• A major step towards decentralisation was taken in1992. The Constitution was amended to make the third-tier of democracy more powerful and effective.• Now it is constitutionally mandatory to hold regularelections to local government bodies.• Seats are reserved in the elected bodies and theexecutive heads of these institutions for the ScheduledCastes, Scheduled Tribes and Other Backward Classes.• At least one-third of all positions are reserved forwomen.• An independent institution called the State ElectionCommission has been created in each State to conductpanchayat and municipal elections.
• The State governments are required to share some powers andrevenue with local government bodies.• The nature of sharing varies from State to State.• Rural local government is popularly known by the namepanchayati raj.• Each village, or a group of villages in some States, has a grampanchayat. This is a council consisting of several ward members,often called panch, and a president or sarpanch.• They are directly elected by all the adult population living in thatward or village.• It is the decision-making body for the entire village.• The panchayat works under the overall supervision of the gramsabha. All the voters in the village are its members.• It has to meet at least twice or thrice in a year to approve theannual budget of the gram panchayat and to review theperformance of the gram panchayat.Panchayati raj
• The local government structure goes right up to the districtlevel.• A few gram panchayats are grouped together to form whatis usually called a panchayat samiti or block or mandal.• The members of this representative body are elected by allthe panchyat members in that area.• All the panchayat samitis or mandals in a district togetherconstitute the zilla (district) parishad.• Most members of the zilla parishad are elected.• Members of the Lok Sabha and MLAs of that district andsome other officials of other district level bodies are also itsmembers.• Zilla parishad chairperson is the political head of the zillaparishad.

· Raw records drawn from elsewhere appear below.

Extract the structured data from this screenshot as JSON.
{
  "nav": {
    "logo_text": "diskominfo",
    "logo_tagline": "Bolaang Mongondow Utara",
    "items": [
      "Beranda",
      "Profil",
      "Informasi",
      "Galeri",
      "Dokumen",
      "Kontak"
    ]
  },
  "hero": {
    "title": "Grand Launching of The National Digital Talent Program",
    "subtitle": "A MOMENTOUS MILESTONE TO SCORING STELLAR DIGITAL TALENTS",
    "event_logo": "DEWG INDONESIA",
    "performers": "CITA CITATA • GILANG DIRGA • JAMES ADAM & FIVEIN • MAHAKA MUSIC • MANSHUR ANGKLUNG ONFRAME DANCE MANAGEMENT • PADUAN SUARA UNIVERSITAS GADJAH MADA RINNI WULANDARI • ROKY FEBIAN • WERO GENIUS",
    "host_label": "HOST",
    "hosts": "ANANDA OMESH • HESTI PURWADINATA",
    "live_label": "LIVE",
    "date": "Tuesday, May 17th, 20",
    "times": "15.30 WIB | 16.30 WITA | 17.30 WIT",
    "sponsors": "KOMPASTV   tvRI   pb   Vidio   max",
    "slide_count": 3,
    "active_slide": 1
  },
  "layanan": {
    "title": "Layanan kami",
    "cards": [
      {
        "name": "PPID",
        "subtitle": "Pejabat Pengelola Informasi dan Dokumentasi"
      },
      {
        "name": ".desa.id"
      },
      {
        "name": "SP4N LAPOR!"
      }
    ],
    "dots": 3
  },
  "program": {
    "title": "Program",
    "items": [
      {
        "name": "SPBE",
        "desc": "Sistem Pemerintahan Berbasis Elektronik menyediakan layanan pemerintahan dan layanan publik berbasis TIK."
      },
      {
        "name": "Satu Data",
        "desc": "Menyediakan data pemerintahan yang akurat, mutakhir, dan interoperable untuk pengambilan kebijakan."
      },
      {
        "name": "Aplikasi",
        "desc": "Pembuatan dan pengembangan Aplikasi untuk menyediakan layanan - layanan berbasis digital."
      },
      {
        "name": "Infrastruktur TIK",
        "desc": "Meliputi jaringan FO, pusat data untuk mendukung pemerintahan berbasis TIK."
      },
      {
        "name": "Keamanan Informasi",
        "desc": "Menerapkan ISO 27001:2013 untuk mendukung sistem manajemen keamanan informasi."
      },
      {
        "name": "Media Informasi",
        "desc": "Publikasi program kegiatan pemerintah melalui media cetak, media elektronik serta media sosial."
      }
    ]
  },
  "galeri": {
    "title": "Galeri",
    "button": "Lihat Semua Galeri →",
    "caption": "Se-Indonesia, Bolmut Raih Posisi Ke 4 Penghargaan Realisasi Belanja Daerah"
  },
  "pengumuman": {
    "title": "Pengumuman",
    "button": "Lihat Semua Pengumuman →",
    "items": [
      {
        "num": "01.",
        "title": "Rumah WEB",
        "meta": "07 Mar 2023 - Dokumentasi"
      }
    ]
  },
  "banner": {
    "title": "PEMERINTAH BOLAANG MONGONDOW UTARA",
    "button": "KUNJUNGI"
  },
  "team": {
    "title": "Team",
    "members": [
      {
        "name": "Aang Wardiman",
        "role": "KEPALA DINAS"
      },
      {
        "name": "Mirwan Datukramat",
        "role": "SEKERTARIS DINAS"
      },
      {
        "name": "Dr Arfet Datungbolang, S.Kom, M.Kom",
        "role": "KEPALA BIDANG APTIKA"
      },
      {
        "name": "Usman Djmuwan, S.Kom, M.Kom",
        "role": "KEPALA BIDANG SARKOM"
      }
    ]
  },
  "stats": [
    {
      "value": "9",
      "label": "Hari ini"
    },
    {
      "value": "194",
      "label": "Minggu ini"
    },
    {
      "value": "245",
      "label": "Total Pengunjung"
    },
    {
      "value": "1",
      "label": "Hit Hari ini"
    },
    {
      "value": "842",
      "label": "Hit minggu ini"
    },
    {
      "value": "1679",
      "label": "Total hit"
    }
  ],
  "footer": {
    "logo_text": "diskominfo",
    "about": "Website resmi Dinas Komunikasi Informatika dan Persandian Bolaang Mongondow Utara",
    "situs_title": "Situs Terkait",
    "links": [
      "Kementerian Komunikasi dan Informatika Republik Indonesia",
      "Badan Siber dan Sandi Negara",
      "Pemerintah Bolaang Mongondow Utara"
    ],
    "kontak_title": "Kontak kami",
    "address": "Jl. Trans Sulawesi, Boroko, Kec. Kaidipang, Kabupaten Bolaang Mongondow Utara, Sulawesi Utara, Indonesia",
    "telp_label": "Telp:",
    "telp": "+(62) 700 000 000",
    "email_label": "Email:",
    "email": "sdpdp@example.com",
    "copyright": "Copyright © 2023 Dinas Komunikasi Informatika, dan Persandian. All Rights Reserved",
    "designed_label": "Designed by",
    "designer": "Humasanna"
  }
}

• Similarly, local government bodies exist for urban areas aswell.• Municipalities are set up in towns. Big cities are constitutedinto municipal corporations.• Both municipalities and municipal corporations arecontrolled by elected bodies consisting of people’srepresentatives.• Municipal chairperson is the political head of themunicipality. In a municipal corporation such an officer iscalled the mayor.
Democratic Politics• This new system of local government is the largest experiment indemocracy conducted anywhere in the world.• There are now about 36 lakh elected representatives in thepanchayats and municipalities etc., all over the country.• This number is bigger than the population of many countries inthe world.• Constitutional status for local government has helped to deependemocracy in our country. It has also increased women’srepresentation and voice in our democracy.• At the same time, there are many difficulties. While elections areheld regularly and enthusiastically, gram sabhas are not heldregularly.• Most state governments have not transferred significant powers tothe local governments. Nor have they given adequate resources.• We are thus still a long way from realising the ideal of self-government.